> _EXERCISE DESCRIPTION_: Among the lines below, which ones contain the word "climatizzati"? Copy every such line.

*** DATA TO PROCESS ***

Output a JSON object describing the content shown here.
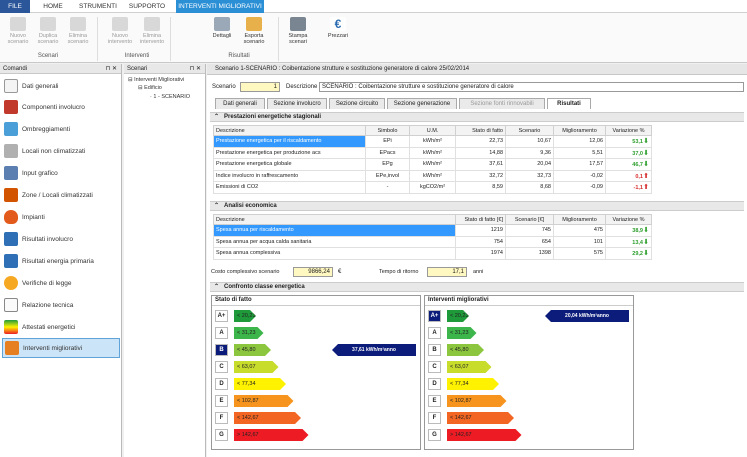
{
  "menu": {
    "tabs": [
      "FILE",
      "HOME",
      "STRUMENTI",
      "SUPPORTO",
      "INTERVENTI MIGLIORATIVI"
    ]
  },
  "ribbon": {
    "buttons": [
      {
        "label": "Nuovo scenario",
        "enabled": false
      },
      {
        "label": "Duplica scenario",
        "enabled": false
      },
      {
        "label": "Elimina scenario",
        "enabled": false
      },
      {
        "label": "Nuovo intervento",
        "enabled": false
      },
      {
        "label": "Elimina intervento",
        "enabled": false
      },
      {
        "label": "Dettagli",
        "enabled": true
      },
      {
        "label": "Esporta scenario",
        "enabled": true
      },
      {
        "label": "Stampa scenari",
        "enabled": true
      },
      {
        "label": "Prezzari",
        "enabled": true
      }
    ],
    "groups": [
      "Scenari",
      "Interventi",
      "Risultati"
    ]
  },
  "comandi": {
    "title": "Comandi",
    "items": [
      "Dati generali",
      "Componenti involucro",
      "Ombreggiamenti",
      "Locali non climatizzati",
      "Input grafico",
      "Zone / Locali climatizzati",
      "Impianti",
      "Risultati involucro",
      "Risultati energia primaria",
      "Verifiche di legge",
      "Relazione tecnica",
      "Attestati energetici",
      "Interventi migliorativi"
    ]
  },
  "scenari": {
    "title": "Scenari",
    "tree": [
      "Interventi Migliorativi",
      "Edificio",
      "1 - SCENARIO"
    ]
  },
  "main": {
    "title": "Scenario 1-SCENARIO : Coibentazione strutture e sostituzione generatore di calore 25/02/2014",
    "scenario_label": "Scenario",
    "scenario_value": "1",
    "descr_label": "Descrizione",
    "descr_value": "SCENARIO : Coibentazione strutture e sostituzione generatore di calore",
    "tabs": [
      "Dati generali",
      "Sezione involucro",
      "Sezione circuito",
      "Sezione generazione",
      "Sezione fonti rinnovabili",
      "Risultati"
    ],
    "section1": "Prestazioni energetiche stagionali",
    "t1_headers": [
      "Descrizione",
      "Simbolo",
      "U.M.",
      "Stato di fatto",
      "Scenario",
      "Miglioramento",
      "Variazione %"
    ],
    "t1_rows": [
      [
        "Prestazione energetica per il riscaldamento",
        "EPi",
        "kWh/m²",
        "22,73",
        "10,67",
        "12,06",
        "53,1",
        "up"
      ],
      [
        "Prestazione energetica per produzione acs",
        "EPacs",
        "kWh/m²",
        "14,88",
        "9,36",
        "5,51",
        "37,0",
        "up"
      ],
      [
        "Prestazione energetica globale",
        "EPg",
        "kWh/m²",
        "37,61",
        "20,04",
        "17,57",
        "46,7",
        "up"
      ],
      [
        "Indice involucro in raffrescamento",
        "EPe,invol",
        "kWh/m²",
        "32,72",
        "32,73",
        "-0,02",
        "0,1",
        "down"
      ],
      [
        "Emissioni di CO2",
        "-",
        "kgCO2/m²",
        "8,59",
        "8,68",
        "-0,09",
        "-1,1",
        "down"
      ]
    ],
    "section2": "Analisi economica",
    "t2_headers": [
      "Descrizione",
      "Stato di fatto [€]",
      "Scenario [€]",
      "Miglioramento",
      "Variazione %"
    ],
    "t2_rows": [
      [
        "Spesa annua per riscaldamento",
        "1219",
        "745",
        "475",
        "38,9",
        "up"
      ],
      [
        "Spesa annua per acqua calda sanitaria",
        "754",
        "654",
        "101",
        "13,4",
        "up"
      ],
      [
        "Spesa annua complessiva",
        "1974",
        "1398",
        "575",
        "29,2",
        "up"
      ]
    ],
    "cost_label": "Costo complessivo scenario",
    "cost_value": "9866,24",
    "cost_unit": "€",
    "ritorno_label": "Tempo di ritorno",
    "ritorno_value": "17,1",
    "ritorno_unit": "anni",
    "section3": "Confronto classe energetica",
    "box1_title": "Stato di fatto",
    "box2_title": "Interventi migliorativi",
    "classes": [
      {
        "cls": "A+",
        "label": "< 20,23",
        "color": "#1f9a3a"
      },
      {
        "cls": "A",
        "label": "< 31,23",
        "color": "#3cb54a"
      },
      {
        "cls": "B",
        "label": "< 45,80",
        "color": "#8cc63f"
      },
      {
        "cls": "C",
        "label": "< 63,07",
        "color": "#c8dc2c"
      },
      {
        "cls": "D",
        "label": "< 77,34",
        "color": "#fff200"
      },
      {
        "cls": "E",
        "label": "< 102,87",
        "color": "#f7941d"
      },
      {
        "cls": "F",
        "label": "< 142,67",
        "color": "#f26522"
      },
      {
        "cls": "G",
        "label": "> 142,67",
        "color": "#ed1c24"
      }
    ],
    "box1_pointer": "37,61 kWh/m²anno",
    "box1_pointer_class": "B",
    "box2_pointer": "20,04 kWh/m²anno",
    "box2_pointer_class": "A+"
  }
}
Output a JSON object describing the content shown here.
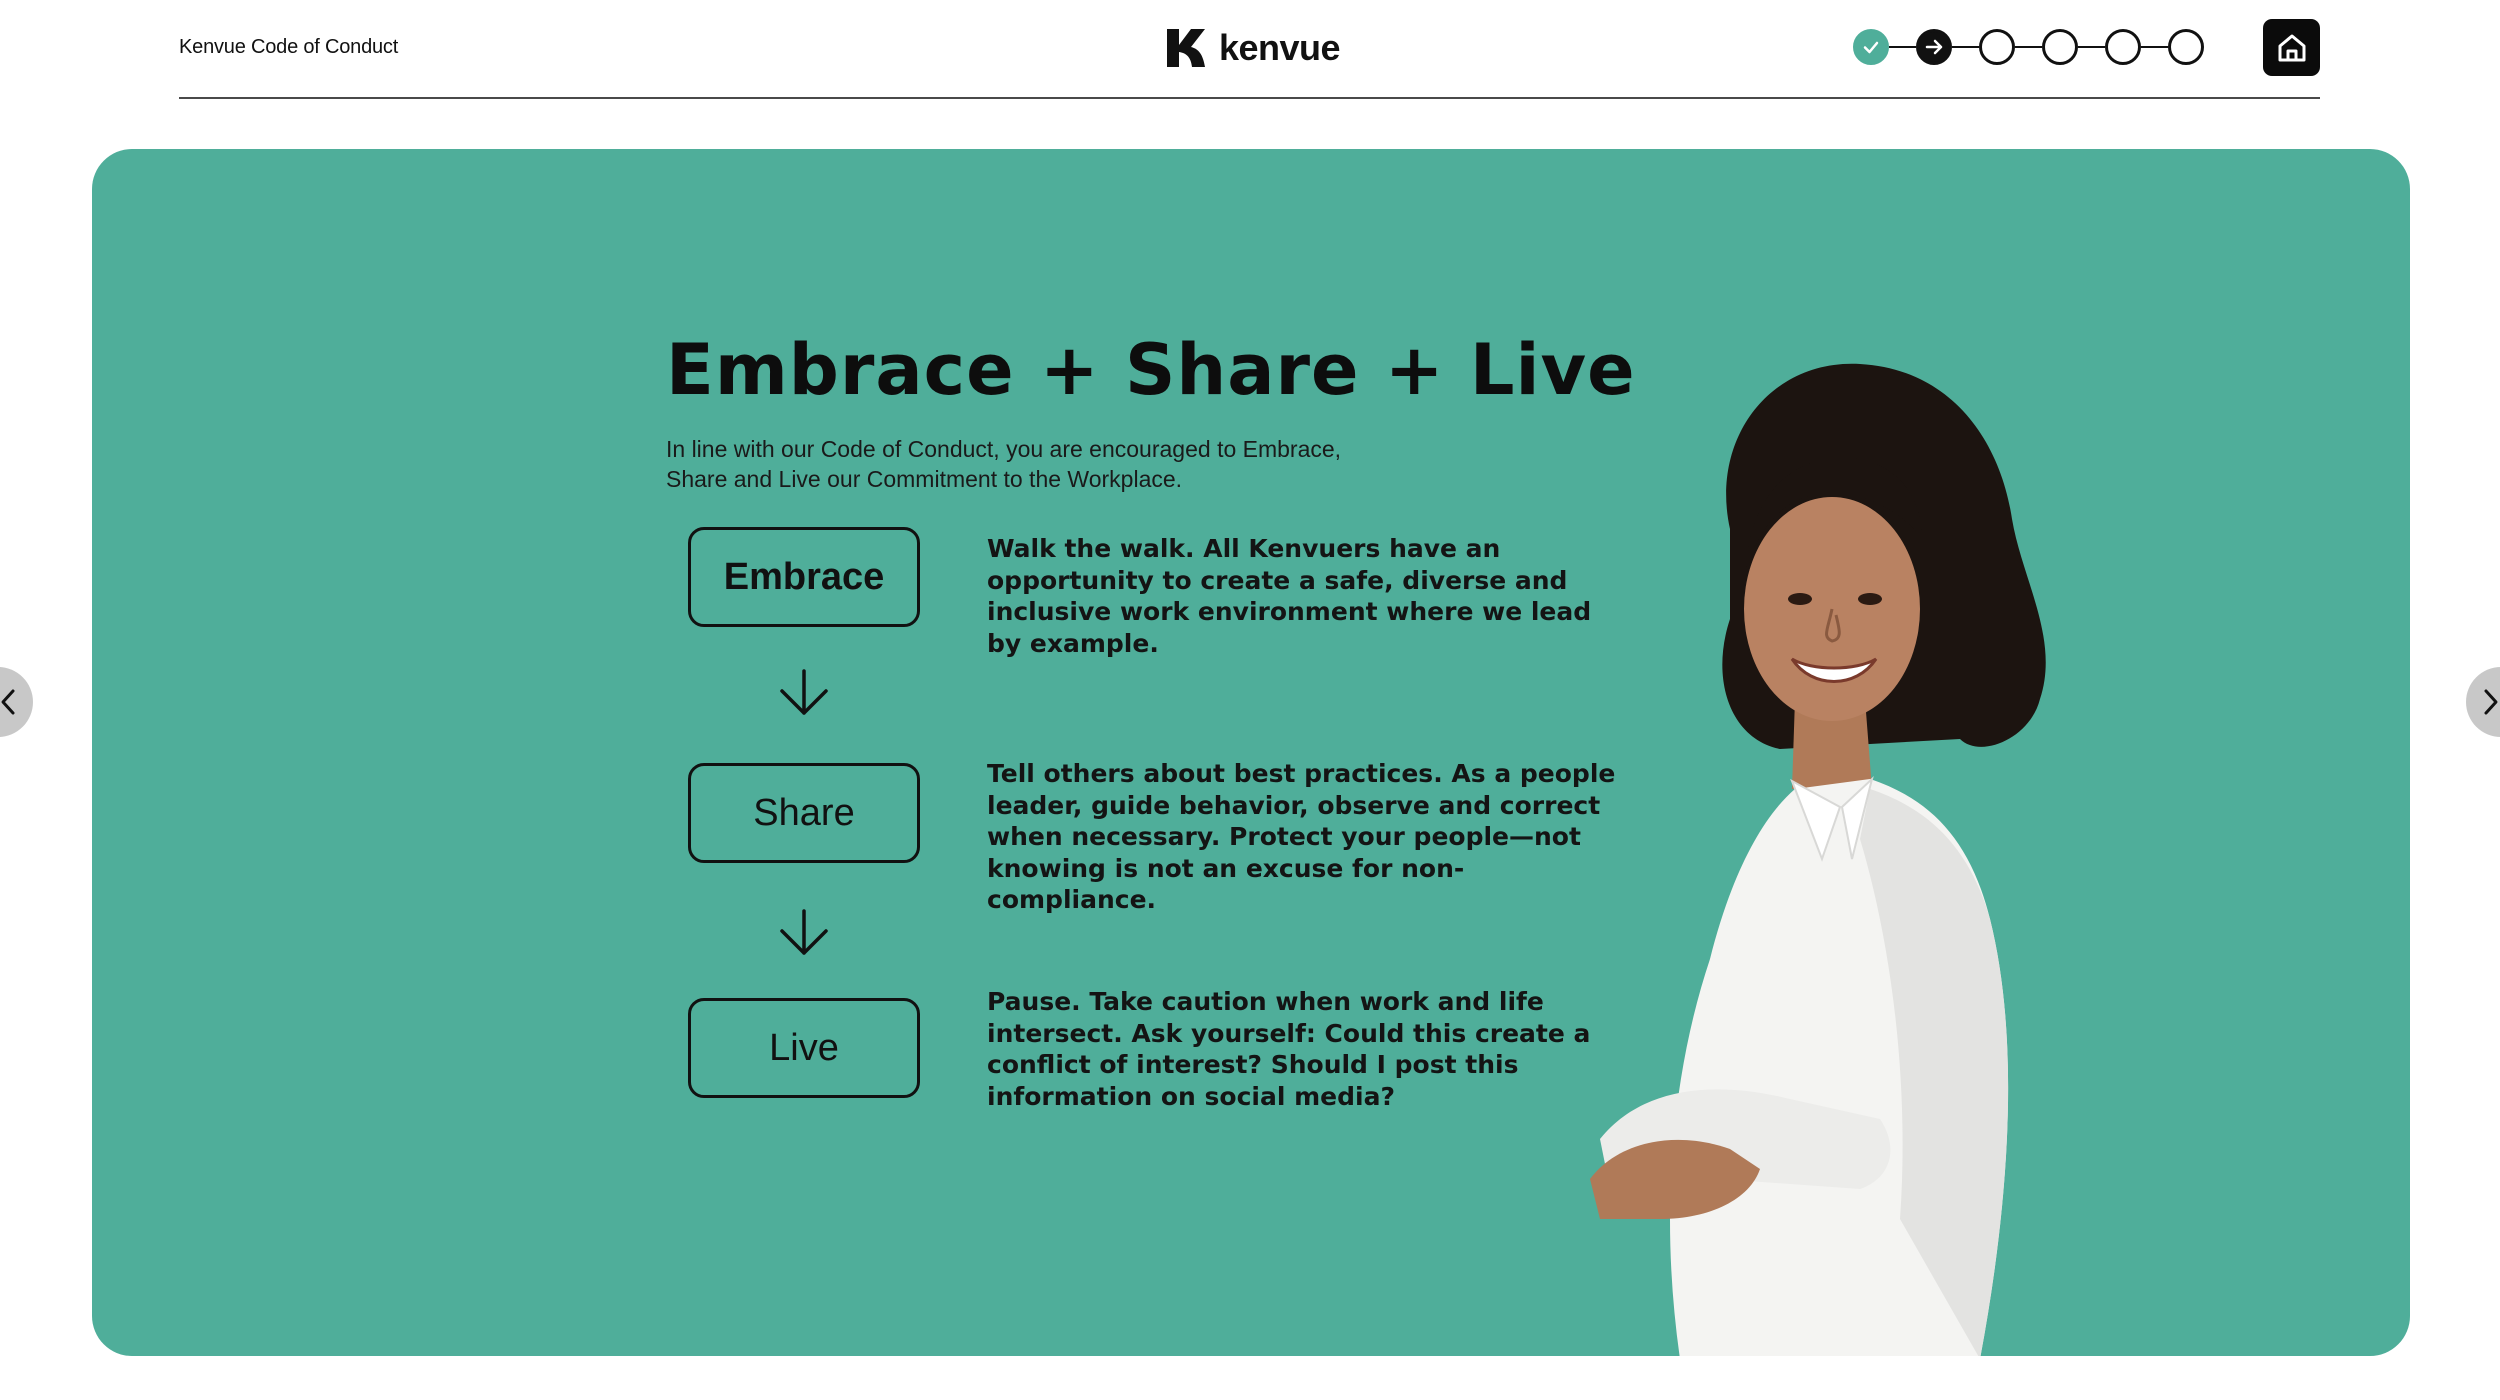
{
  "header": {
    "course_title": "Kenvue Code of Conduct",
    "logo_text": "kenvue",
    "progress": {
      "steps": [
        "completed",
        "current",
        "upcoming",
        "upcoming",
        "upcoming",
        "upcoming"
      ],
      "accent_color": "#4fae9a"
    },
    "home_icon": "home-icon"
  },
  "card": {
    "background_color": "#4fae9a",
    "headline": "Embrace + Share + Live",
    "intro": "In line with our Code of Conduct, you are encouraged to Embrace, Share and Live our Commitment to the Workplace.",
    "steps": [
      {
        "label": "Embrace",
        "description": "Walk the walk. All Kenvuers have an opportunity to create a safe, diverse and inclusive work environment where we lead by example."
      },
      {
        "label": "Share",
        "description": "Tell others about best practices. As a people leader, guide behavior, observe and correct when necessary. Protect your people—not knowing is not an excuse for non-compliance."
      },
      {
        "label": "Live",
        "description": "Pause. Take caution when work and life intersect. Ask yourself: Could this create a conflict of interest? Should I post this information on social media?"
      }
    ]
  },
  "navigation": {
    "prev_icon": "chevron-left-icon",
    "next_icon": "chevron-right-icon"
  }
}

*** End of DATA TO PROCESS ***

> _TASK ANSWER_:
      "Locali non climatizzati",
      "Zone / Locali climatizzati",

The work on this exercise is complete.